The result was the performance of a magical mix of music by Dvorak, Brahms, Bizet, Khachaturian, Wagner, Tchaikovsky, Offenbach, Rimski-Korsakov and others, while acrobats, contortionists, dancers and jugglers performed onstage. Audience members in the front rows gasped in awe as an aerialist, suspended from long straps attached to his wrists, flew directly over their heads to Wagner's "Ride of the Valkyries." 

There was an amusing juggler who encouraged members of the audience to take part in his act, and a magic act, during which the maestro's jacket - poof - disappeared.

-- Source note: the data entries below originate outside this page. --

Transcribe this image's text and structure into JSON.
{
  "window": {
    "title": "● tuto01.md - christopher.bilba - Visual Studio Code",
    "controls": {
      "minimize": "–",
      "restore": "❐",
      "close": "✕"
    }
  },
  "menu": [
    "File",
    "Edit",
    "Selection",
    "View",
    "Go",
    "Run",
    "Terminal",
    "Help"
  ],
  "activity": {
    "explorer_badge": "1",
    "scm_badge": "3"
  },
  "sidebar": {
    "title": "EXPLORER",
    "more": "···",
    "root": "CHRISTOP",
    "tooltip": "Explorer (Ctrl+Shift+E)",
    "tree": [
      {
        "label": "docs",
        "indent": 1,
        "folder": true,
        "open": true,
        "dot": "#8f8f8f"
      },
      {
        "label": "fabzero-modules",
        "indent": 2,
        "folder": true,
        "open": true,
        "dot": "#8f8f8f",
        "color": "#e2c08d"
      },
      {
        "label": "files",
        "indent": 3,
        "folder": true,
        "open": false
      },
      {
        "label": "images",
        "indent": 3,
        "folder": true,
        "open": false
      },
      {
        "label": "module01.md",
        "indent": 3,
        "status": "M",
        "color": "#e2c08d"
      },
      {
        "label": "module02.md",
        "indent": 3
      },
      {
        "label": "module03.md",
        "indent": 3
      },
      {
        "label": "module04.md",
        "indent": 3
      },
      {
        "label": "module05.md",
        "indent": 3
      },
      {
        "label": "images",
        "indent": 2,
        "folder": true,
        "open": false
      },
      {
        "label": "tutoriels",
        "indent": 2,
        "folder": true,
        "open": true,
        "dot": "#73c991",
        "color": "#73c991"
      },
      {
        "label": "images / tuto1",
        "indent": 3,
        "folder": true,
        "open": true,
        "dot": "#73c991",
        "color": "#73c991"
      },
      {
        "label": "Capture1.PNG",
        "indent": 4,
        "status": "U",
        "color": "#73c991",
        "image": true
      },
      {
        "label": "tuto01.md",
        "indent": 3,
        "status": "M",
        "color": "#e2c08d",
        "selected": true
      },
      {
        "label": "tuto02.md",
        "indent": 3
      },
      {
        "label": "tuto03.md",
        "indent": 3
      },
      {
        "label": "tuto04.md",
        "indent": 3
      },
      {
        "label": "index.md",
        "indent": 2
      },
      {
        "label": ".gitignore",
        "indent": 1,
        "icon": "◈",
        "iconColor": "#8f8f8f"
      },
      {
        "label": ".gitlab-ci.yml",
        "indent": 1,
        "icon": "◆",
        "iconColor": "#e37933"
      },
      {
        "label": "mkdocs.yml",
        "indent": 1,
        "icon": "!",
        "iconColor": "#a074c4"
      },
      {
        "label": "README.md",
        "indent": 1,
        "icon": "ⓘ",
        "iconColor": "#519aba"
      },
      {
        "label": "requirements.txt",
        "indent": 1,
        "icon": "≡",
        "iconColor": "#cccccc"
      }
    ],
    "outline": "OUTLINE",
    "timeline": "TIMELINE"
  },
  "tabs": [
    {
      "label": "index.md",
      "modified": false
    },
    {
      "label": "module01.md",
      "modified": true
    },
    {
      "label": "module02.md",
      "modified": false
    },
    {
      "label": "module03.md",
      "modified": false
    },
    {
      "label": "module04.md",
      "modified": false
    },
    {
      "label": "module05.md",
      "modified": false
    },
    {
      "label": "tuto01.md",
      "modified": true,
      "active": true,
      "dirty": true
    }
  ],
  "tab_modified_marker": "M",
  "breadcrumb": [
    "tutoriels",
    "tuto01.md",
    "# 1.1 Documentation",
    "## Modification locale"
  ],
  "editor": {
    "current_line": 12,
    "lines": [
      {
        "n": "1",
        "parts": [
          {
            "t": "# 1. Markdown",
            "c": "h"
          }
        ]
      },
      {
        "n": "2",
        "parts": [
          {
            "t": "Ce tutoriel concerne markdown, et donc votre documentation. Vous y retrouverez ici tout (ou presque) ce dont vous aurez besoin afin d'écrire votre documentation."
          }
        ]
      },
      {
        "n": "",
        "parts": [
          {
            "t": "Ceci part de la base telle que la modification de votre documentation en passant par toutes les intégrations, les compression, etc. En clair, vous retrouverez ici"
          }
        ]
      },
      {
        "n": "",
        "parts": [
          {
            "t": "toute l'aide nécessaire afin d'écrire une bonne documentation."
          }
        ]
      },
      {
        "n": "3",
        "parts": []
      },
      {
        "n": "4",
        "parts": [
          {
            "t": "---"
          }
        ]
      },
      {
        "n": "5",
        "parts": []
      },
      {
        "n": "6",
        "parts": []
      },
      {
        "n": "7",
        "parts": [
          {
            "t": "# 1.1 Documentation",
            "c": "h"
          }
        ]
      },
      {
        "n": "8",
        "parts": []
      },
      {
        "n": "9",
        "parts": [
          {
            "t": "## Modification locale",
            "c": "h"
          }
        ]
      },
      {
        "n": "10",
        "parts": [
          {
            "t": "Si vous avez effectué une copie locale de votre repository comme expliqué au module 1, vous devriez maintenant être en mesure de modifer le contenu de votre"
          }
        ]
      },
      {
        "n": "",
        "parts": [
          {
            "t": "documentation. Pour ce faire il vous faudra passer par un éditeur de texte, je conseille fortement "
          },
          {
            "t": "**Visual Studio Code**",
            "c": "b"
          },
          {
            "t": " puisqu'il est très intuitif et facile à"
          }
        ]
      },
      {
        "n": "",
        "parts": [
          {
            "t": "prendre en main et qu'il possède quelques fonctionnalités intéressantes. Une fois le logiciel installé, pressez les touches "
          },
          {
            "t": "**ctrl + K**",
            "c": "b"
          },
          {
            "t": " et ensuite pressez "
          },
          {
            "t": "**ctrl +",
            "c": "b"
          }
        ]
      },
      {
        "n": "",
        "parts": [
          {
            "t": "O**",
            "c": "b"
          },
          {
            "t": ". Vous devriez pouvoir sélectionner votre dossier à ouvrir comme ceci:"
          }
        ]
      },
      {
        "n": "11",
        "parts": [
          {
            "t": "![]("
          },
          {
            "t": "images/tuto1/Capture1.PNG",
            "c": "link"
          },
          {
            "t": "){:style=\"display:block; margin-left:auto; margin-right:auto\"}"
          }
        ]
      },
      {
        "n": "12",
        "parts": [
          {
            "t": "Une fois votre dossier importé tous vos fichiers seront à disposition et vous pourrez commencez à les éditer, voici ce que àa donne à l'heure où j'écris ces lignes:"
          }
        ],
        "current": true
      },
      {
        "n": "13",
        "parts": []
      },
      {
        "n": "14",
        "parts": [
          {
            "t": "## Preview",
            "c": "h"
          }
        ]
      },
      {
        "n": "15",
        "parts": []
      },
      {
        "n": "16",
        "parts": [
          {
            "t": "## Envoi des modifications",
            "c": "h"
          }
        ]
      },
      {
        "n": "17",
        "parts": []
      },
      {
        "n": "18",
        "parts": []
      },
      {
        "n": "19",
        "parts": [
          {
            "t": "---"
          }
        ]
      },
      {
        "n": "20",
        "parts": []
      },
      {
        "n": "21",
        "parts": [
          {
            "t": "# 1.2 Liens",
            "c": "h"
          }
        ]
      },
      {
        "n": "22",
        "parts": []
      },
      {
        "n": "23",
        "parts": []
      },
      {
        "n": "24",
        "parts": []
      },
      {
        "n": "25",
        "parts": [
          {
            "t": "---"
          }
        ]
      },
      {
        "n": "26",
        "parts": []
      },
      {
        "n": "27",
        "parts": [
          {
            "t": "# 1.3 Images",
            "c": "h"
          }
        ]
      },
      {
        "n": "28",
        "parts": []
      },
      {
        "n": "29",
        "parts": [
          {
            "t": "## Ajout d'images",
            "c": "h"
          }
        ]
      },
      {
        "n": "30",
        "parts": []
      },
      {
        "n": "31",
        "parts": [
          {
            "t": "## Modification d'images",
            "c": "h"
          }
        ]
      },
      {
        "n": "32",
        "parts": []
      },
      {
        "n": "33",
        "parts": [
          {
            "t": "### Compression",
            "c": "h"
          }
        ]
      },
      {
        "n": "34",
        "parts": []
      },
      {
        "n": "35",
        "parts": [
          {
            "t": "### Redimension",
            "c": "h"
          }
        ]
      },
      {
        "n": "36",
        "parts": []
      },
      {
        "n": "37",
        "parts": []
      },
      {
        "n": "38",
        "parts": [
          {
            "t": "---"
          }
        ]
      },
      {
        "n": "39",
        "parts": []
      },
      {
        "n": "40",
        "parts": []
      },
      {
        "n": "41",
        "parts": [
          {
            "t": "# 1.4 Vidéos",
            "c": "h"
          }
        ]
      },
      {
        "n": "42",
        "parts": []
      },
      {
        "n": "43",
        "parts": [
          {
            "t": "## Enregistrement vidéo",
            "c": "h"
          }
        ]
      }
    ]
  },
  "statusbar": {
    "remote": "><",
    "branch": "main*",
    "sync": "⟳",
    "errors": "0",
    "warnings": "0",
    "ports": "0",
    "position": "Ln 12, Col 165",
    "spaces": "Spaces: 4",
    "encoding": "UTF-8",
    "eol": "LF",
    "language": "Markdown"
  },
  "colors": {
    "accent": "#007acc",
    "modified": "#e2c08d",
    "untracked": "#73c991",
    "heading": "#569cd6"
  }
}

Other performances included a ribbon dancer, a balancing act and a Cyr wheel performer. 

The Cyr wheel is a large metal ring some six feet in diameter in which the performer stands and holds onto the rim while spinning around the stage like a gyroscope. It is named after Daniel Cyr, co-founder of the Cirque Éloize, who reinvented it as a circus apparatus at the end of the 20th century. 

At the Friday morning rehearsal, two groups of students had the opportunity to watch the artists prepare for their performance that evening. While the musicians took a well-deserved break, OSQ conductor Nicolas Ellis and Vitalii Buza came down into the audience to chat and answer questions.  

Students from the École de cirque de Disraeli near Thetford were particularly thrilled to be able to ask questions. One student asked Buza, "Are you ever afraid when you perform so high up?" Buza, who is one of the aerial performers, replied that he is naturally nervous before a performance but, as a well-trained professional, he is confident he'll do his best. He did add, however, that in 2011 he had a serious fall from 30 feet in the air, resulting in severe injuries. It took him a year and a half to recover and be ready to return to the stage. 

As the photos with this article were taken during the rehearsal, the performers and musicians are not wearing their concert costumes.